The dollar has been losing significant value against the Chinese Yuan (CNY) for much of this summer.
Since June it has fallen from one dollar buying you 7.2 CNY, to now 6.94, the lowest level since February.
That might be affecting the price of global assets, like gold, which has dropped to $1930 after reaching $2075.
Gold has recently been in a huge bull run with this recent fall potentially being due to its own factors in as far as some might think it has risen enough and/or some might think the economy will improve and thus there will be less need for a safe haven.
However it may also be due to factors outside of gold, specifically foreign exchange fluctuations that feed into the price of global assets somewhat subtly.
As the world’s second biggest economy with a GDP of $14 trillion, CNY strengthening means gold is cheaper as its price is predominantly set in dollars.
Therefore all being equal, China is spending less on gold for the same amount as say America because CNY now buys more dollars, and therefore more gold.
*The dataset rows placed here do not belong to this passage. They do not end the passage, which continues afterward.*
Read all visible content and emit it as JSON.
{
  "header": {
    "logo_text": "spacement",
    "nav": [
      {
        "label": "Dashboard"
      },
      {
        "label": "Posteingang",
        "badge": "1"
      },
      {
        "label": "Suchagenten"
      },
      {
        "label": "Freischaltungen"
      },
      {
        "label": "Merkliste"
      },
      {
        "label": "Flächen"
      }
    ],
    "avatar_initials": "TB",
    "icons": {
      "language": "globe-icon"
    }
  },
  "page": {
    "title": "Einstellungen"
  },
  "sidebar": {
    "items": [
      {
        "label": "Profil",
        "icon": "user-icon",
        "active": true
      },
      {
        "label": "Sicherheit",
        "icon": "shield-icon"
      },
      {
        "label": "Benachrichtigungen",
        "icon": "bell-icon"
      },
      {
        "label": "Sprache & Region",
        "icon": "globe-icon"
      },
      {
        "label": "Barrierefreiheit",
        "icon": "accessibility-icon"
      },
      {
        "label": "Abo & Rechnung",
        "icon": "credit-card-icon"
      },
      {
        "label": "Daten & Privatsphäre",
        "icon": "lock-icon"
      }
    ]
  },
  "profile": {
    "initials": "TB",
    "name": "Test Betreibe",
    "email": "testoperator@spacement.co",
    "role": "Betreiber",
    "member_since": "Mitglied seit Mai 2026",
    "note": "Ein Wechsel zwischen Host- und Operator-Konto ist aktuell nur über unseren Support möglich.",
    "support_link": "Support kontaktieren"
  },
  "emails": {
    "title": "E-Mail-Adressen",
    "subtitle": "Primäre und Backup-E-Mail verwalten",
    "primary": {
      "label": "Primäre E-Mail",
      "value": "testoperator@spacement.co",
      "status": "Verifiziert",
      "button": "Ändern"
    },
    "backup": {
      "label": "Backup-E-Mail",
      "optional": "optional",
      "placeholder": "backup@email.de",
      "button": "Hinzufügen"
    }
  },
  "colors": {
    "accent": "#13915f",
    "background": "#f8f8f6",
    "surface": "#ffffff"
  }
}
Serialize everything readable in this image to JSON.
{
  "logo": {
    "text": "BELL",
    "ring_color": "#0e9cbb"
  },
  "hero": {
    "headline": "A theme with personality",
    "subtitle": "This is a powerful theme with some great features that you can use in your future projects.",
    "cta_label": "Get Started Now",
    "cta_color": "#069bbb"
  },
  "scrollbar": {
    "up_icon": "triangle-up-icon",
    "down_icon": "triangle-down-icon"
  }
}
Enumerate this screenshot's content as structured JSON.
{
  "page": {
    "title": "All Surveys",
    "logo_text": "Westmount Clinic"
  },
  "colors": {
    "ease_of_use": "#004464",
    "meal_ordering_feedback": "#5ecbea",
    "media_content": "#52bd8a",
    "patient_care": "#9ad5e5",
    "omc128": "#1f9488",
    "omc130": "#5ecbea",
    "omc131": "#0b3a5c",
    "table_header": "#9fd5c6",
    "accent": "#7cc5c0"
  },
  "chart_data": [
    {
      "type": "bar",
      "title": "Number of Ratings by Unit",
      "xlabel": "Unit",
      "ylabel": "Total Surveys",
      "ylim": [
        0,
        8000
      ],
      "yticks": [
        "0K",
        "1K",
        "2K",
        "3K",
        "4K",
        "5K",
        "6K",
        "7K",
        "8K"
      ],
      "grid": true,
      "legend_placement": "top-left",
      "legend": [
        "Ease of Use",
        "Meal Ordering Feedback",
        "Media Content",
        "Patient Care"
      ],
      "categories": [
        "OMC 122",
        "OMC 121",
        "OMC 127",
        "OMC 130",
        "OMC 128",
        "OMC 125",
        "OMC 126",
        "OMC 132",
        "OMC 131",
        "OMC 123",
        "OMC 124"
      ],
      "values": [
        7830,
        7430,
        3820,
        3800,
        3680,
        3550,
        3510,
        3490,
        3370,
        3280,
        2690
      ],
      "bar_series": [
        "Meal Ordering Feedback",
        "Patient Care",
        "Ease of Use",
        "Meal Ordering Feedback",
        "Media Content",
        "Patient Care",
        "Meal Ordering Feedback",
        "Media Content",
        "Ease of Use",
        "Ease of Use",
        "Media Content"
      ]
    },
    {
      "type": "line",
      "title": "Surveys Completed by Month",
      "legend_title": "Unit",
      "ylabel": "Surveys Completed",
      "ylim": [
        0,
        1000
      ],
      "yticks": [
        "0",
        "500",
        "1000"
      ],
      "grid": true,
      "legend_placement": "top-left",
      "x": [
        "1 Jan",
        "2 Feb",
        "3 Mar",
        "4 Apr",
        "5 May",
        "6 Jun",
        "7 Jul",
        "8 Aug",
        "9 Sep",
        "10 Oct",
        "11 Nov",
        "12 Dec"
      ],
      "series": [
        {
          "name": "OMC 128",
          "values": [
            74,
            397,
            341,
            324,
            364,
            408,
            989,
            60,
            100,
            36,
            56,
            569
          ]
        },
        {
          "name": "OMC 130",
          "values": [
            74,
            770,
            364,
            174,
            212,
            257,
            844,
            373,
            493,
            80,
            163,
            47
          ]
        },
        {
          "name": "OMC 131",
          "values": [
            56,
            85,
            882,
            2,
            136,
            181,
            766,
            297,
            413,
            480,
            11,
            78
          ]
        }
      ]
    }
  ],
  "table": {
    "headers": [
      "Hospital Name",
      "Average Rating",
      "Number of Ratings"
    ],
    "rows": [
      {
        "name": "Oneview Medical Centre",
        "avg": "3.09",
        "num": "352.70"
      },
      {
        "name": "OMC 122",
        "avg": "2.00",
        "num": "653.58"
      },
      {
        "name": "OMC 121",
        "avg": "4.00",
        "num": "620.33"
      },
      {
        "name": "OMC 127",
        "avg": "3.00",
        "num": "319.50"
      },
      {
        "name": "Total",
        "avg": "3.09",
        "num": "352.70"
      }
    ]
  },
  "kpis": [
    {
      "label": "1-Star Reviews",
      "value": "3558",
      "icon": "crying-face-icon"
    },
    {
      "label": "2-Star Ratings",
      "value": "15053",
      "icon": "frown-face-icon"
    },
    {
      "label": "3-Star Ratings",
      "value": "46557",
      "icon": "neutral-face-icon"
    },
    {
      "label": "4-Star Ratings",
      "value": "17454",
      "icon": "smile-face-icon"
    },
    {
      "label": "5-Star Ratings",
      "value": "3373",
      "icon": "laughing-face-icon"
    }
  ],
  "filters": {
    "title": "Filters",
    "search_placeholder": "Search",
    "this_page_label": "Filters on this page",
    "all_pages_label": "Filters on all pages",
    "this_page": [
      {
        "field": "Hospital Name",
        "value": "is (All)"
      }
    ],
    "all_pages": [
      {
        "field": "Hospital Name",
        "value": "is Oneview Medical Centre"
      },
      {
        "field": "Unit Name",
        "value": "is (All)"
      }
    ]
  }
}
Following speculation in China regarding potentially being cut off from SWIFT in theory, you’d expect the Chinese government itself but also people to have been buying gold as the universal analogue currency.
Now, for the same demand they paying less with their own money, and thus gold’s dollar price fall with this CNY strengthening probably contributing to it at least a bit.
The universal digital gold currency, bitcoin, also saw some price fluctuation, but they’ve banned bitcoin exchanges in China so it isn’t clear how much influence the country has on its price.
Bitcoin as well is mainly traded in USD with arb bots looking at any premium or discount inefficiencies in any currency, leading to generally the CNY price being the same as in USD.
Bitcoin however has different own factors that currently might easily absorb any small fall in demand due to the CNY strengthening.
In addition while gold is mainly bought by governments, primarily China and Russia in the past two years or so, bitcoin is not quite that sort of asset.
The weakening of the dollar therefore can counterbalance the strengthening CNY when it comes to bitcoin because Americans buy it as much as or even more than the Chinese who have to go Over the Counter (OTC).
While for gold, the American government isn’t really buying any to a significant extent and Americans themselves probably buy very small amounts as a hedge, if at all.
Thus there might not be as much counterbalancing here as in bitcoin, with CNY potentially affecting analogue gold significantly more than digital gold.